*** DATA SUPPLIED Section Begins ***
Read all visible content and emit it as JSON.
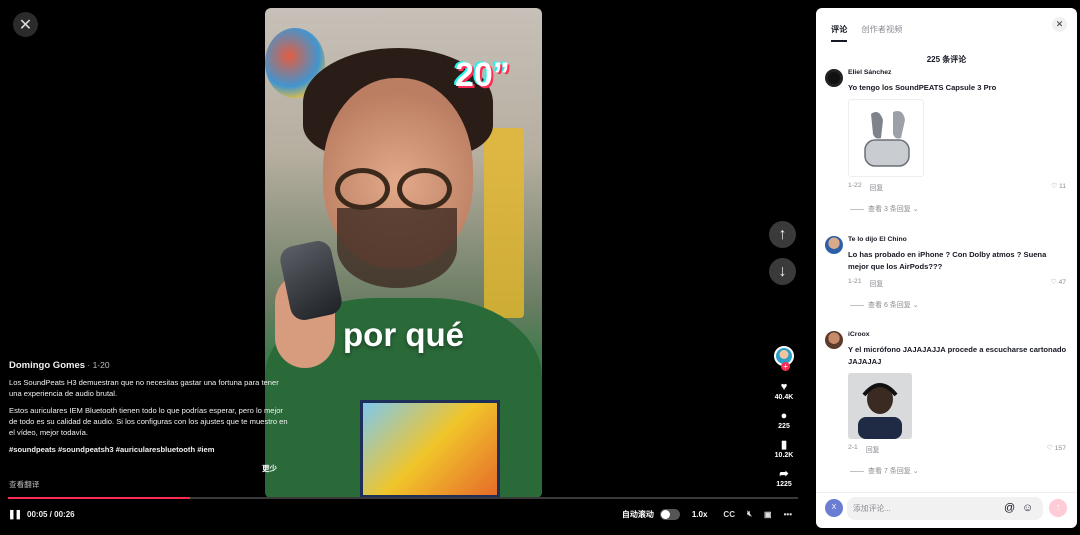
{
  "player": {
    "close_icon": "close-icon",
    "video_overlay_time": "20”",
    "video_caption": "por qué",
    "nav_up_icon": "arrow-up-icon",
    "nav_down_icon": "arrow-down-icon",
    "progress_percent": 23,
    "accent_color": "#fe2c55"
  },
  "actions": {
    "likes": "40.4K",
    "comments": "225",
    "saves": "10.2K",
    "shares": "1225"
  },
  "description": {
    "author": "Domingo Gomes",
    "date": " · 1-20",
    "para1": "Los SoundPeats H3 demuestran que no necesitas gastar una fortuna para tener una experiencia de audio brutal.",
    "para2": "Estos auriculares IEM Bluetooth tienen todo lo que podrías esperar, pero lo mejor de todo es su calidad de audio. Si los configuras con los ajustes que te muestro en el vídeo, mejor todavía.",
    "tags": "#soundpeats #soundpeatsh3 #auricularesbluetooth #iem",
    "less": "更少",
    "translate": "查看翻译"
  },
  "controls": {
    "time": "00:05 / 00:26",
    "autoplay": "自动滚动",
    "speed": "1.0x",
    "cc": "CC"
  },
  "panel": {
    "tabs": [
      "评论",
      "创作者视频"
    ],
    "count": "225 条评论",
    "comments": [
      {
        "name": "Eliel Sánchez",
        "text": "Yo tengo los SoundPEATS Capsule 3 Pro",
        "date": "1-22",
        "reply": "回复",
        "likes": "11",
        "more": "查看 3 条回复"
      },
      {
        "name": "Te lo dijo El Chino",
        "text": "Lo has probado en iPhone ? Con Dolby atmos ? Suena mejor que los AirPods???",
        "date": "1-21",
        "reply": "回复",
        "likes": "47",
        "more": "查看 6 条回复"
      },
      {
        "name": "iCroox",
        "text": "Y el micrófono JAJAJAJJA procede a escucharse cartonado JAJAJAJ",
        "date": "2-1",
        "reply": "回复",
        "likes": "157",
        "more": "查看 7 条回复"
      }
    ],
    "input_placeholder": "添加评论...",
    "me_initial": "X"
  }
}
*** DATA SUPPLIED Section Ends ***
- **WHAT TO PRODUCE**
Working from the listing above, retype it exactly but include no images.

- **OUTPUT**
Read all visible content and emit it as JSON.
{
  "player": {
    "close_icon": "close-icon",
    "video_overlay_time": "20”",
    "video_caption": "por qué",
    "nav_up_icon": "arrow-up-icon",
    "nav_down_icon": "arrow-down-icon",
    "progress_percent": 23,
    "accent_color": "#fe2c55"
  },
  "actions": {
    "likes": "40.4K",
    "comments": "225",
    "saves": "10.2K",
    "shares": "1225"
  },
  "description": {
    "author": "Domingo Gomes",
    "date": " · 1-20",
    "para1": "Los SoundPeats H3 demuestran que no necesitas gastar una fortuna para tener una experiencia de audio brutal.",
    "para2": "Estos auriculares IEM Bluetooth tienen todo lo que podrías esperar, pero lo mejor de todo es su calidad de audio. Si los configuras con los ajustes que te muestro en el vídeo, mejor todavía.",
    "tags": "#soundpeats #soundpeatsh3 #auricularesbluetooth #iem",
    "less": "更少",
    "translate": "查看翻译"
  },
  "controls": {
    "time": "00:05 / 00:26",
    "autoplay": "自动滚动",
    "speed": "1.0x",
    "cc": "CC"
  },
  "panel": {
    "tabs": [
      "评论",
      "创作者视频"
    ],
    "count": "225 条评论",
    "comments": [
      {
        "name": "Eliel Sánchez",
        "text": "Yo tengo los SoundPEATS Capsule 3 Pro",
        "date": "1-22",
        "reply": "回复",
        "likes": "11",
        "more": "查看 3 条回复"
      },
      {
        "name": "Te lo dijo El Chino",
        "text": "Lo has probado en iPhone ? Con Dolby atmos ? Suena mejor que los AirPods???",
        "date": "1-21",
        "reply": "回复",
        "likes": "47",
        "more": "查看 6 条回复"
      },
      {
        "name": "iCroox",
        "text": "Y el micrófono JAJAJAJJA procede a escucharse cartonado JAJAJAJ",
        "date": "2-1",
        "reply": "回复",
        "likes": "157",
        "more": "查看 7 条回复"
      }
    ],
    "input_placeholder": "添加评论...",
    "me_initial": "X"
  }
}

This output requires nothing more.